In its philosophy, the Primal Blueprint is essentially a conservative diet. Author and Primal Blueprint creator Mark Sisson says, "Forget everything you thought you knew about diet, exercise, and health. It's time to go back to the beginning." He believes that the "experts" at the Food and Drug Administration, with their food pyramid and nutritional advice about what constitutes a well-balanced meal, are full of it.
According to Sisson, "The Primal Blueprint is validated by the magnificent 2-million-year scientific study that is human evolution. Our genes prefer natural hunter-gatherer foods, such as vegetables, fruits, nuts, seeds, meat, fish, fowl, and eggs." What we should avoid are grains and sugars, writes Sisson. "Processed carbohydrates drive excess insulin production, which can lead to lifelong insidious weight gain. Even if you don't have excess body fat concerns, a high-insulin producing diet promotes systemic inflammation, fatigue, and burnout."
Sisson adds, "Grains might be the most offensive foods in your diet."
I've never been on a diet my entire life, but the older I get, the more I try to be health conscious. This has typically meant just riding my bike for exercise and not eating crappy food all the time. Yet, during a business trip to Jacksonville, Fla., in October, my friend and author Thomas Woods kept telling me about how many intelligent people he knew had tried the Primal Blueprint diet and claimed it worked. Many said it changed their lives. I watched Tom order Mexican food, sans the tortilla wrap and corn chips, and devour a pile of ground beef and vegetables as he promoted the healthy virtues of this primal, caveman-style of eating.
I could never be a vegetarian. For me, it's not a true meal if it doesn't have meat.
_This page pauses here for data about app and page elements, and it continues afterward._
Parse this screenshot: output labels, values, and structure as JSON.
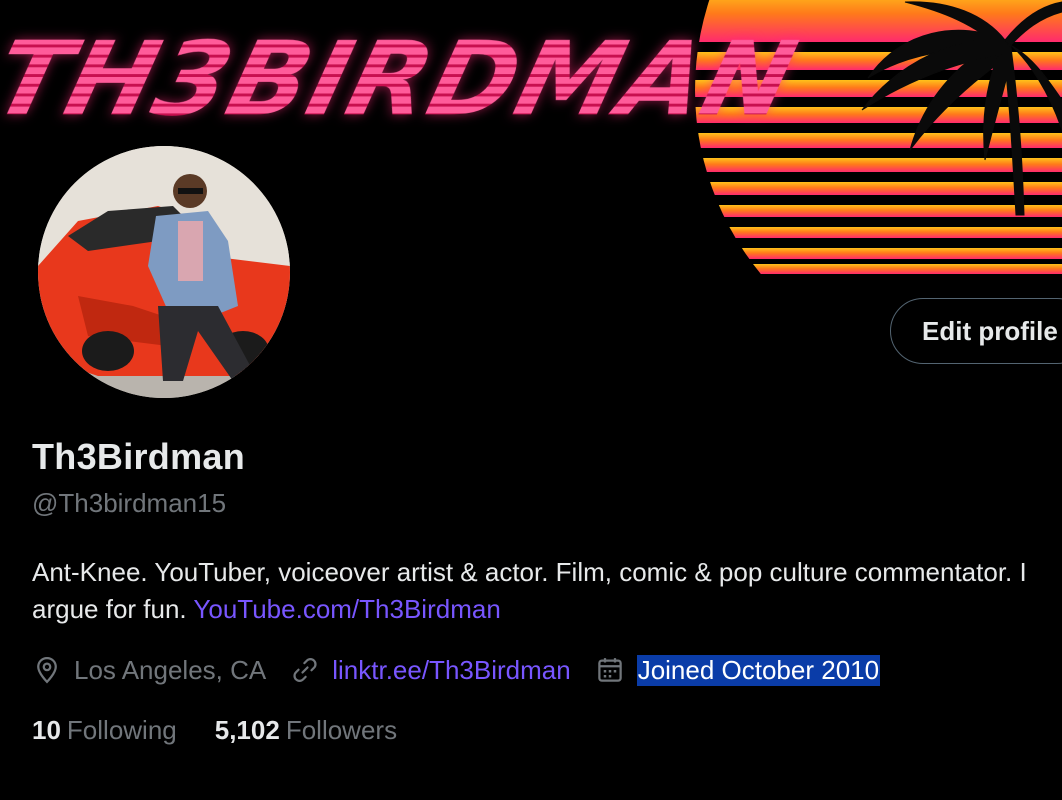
{
  "banner": {
    "logo_text": "TH3BIRDMAN",
    "colors": {
      "logo_pink": "#ff2f7a",
      "sun_top": "#ffb31a",
      "sun_bottom": "#ff2a6d"
    }
  },
  "profile": {
    "display_name": "Th3Birdman",
    "handle": "@Th3birdman15",
    "bio_text": "Ant-Knee.  YouTuber, voiceover artist & actor. Film, comic & pop culture commentator. I argue for fun. ",
    "bio_link": "YouTube.com/Th3Birdman",
    "location": "Los Angeles, CA",
    "website": "linktr.ee/Th3Birdman",
    "joined": "Joined October 2010",
    "edit_button": "Edit profile"
  },
  "stats": {
    "following_count": "10",
    "following_label": "Following",
    "followers_count": "5,102",
    "followers_label": "Followers"
  },
  "icons": {
    "location": "location-pin-icon",
    "link": "link-icon",
    "calendar": "calendar-icon"
  },
  "theme": {
    "background": "#000000",
    "text_primary": "#e7e9ea",
    "text_secondary": "#71767b",
    "link": "#7856ff",
    "selection": "#0a3ca8"
  }
}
So giving up grains, bread, and sugar and eating as much meat and vegetables as I wanted was an easy adjustment. But giving up two of the "bad" foods I loved the most — movie theater popcorn and my grandmother's macaroni and cheese — would be more difficult. So I decided I would continue to eat both as freely as I always had, but the trade-off would be that I would become hardcore in following the plan in my everyday diet.
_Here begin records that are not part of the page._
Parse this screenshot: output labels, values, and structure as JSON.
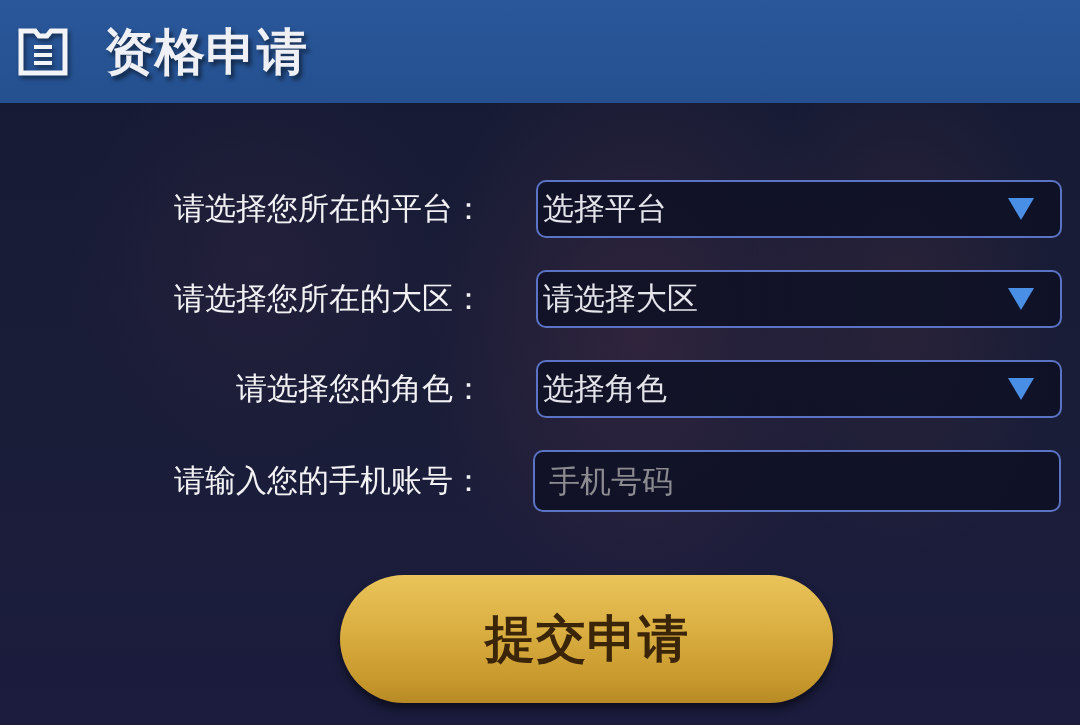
{
  "header": {
    "title": "资格申请"
  },
  "form": {
    "fields": [
      {
        "kind": "select",
        "label": "请选择您所在的平台：",
        "value": "选择平台"
      },
      {
        "kind": "select",
        "label": "请选择您所在的大区：",
        "value": "请选择大区"
      },
      {
        "kind": "select",
        "label": "请选择您的角色：",
        "value": "选择角色"
      },
      {
        "kind": "input",
        "label": "请输入您的手机账号：",
        "placeholder": "手机号码"
      }
    ]
  },
  "submit_button": {
    "label": "提交申请"
  }
}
The first week I lost 10 pounds. I wasn't even trying to lose weight, but did anyway. That week I ate steak, bacon, sausage, eggs, ribs, fish, chicken, and ground beef. I thoroughly enjoyed each meal, and I felt healthier quickly. Now, when I see rice, bread, or pasta, it's easy to avoid them because I don't want to feel sluggish and tense. As I write this, I'm enjoying a sausage and ham omelet with a side of fresh veggies — no potatoes, home fries, or biscuits. This is a diet? Really?
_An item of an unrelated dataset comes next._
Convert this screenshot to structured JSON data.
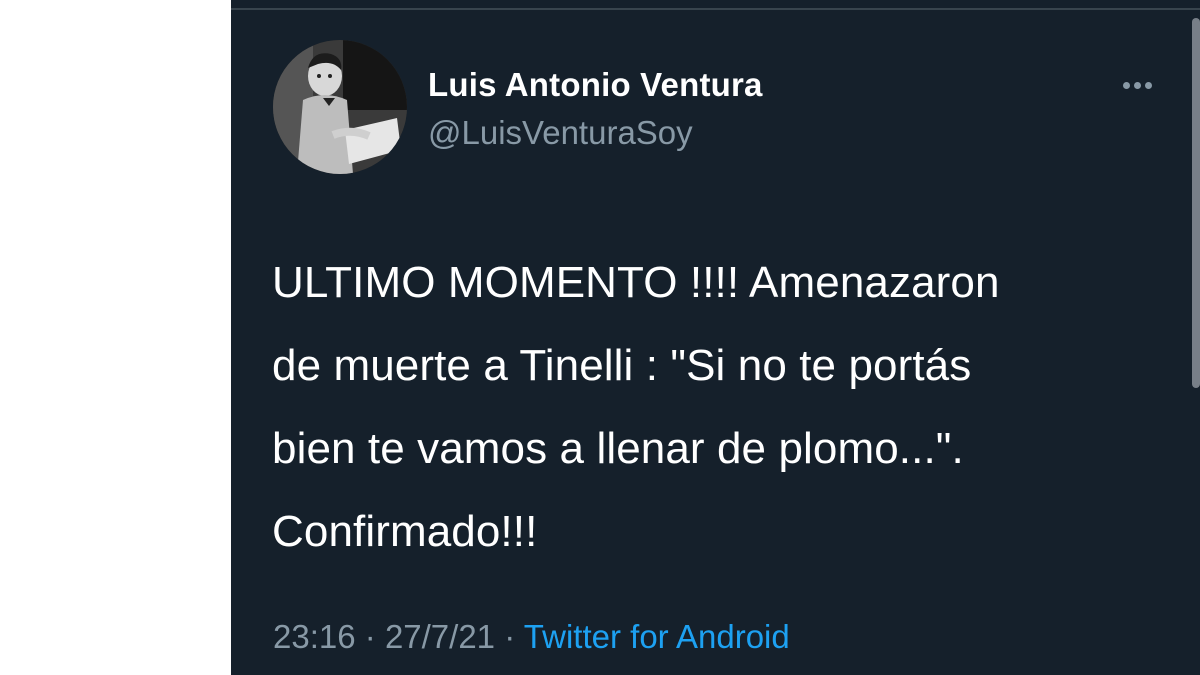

When I initially posted some of my positive results on Facebook, similar reports started coming in. One guy said he'd been on the plan for five months, lost 50 pounds, and felt fantastic. A woman I had known for some time from Charleston said she lost 33 pounds, but the lure of pasta and sweets was too hard to resist, and she piled it right back on. Regardless, she admitted the Primal Blueprint worked.
I'm not sure I buy into this whole caveman narrative (didn't they die early and suffer from all sorts of diseases?) and my commitment to this plan has been entirely dietary — I remain a workaholic night-owl. Given my line of work, Sisson's advice to chill out is not something I can afford to do. I still do my minimal biking for cardio. But that's it.
But what continues to fascinate me is the generally conservative premise of the Primal Blueprint — that the experts who've told us for years that eating whole grains and fiber was a healthy alternative to fatty foods have been completely wrong and that our meat-and-plant-eating ancestors had it right. I know the "experts" at the Federal Reserve with their Keynesian economic approach to government "stimulus" and bailouts have been completely wrong in their analysis and prescriptions for the financial crisis. Perhaps the Food and Drug Administration and the entire health establishment are just as ass-backward?
Then again, I don't need to wonder. My body has already told me. I feel great.
Jack Hunter is the official campaign blogger for GOP presidential candidate Ron Paul, and he co-wrote Rand Paul's The Tea Party Goes to Washington. You can hear Southern Avenger commentaries on The Morning Buzz with Richard Todd on 1250 WTMA.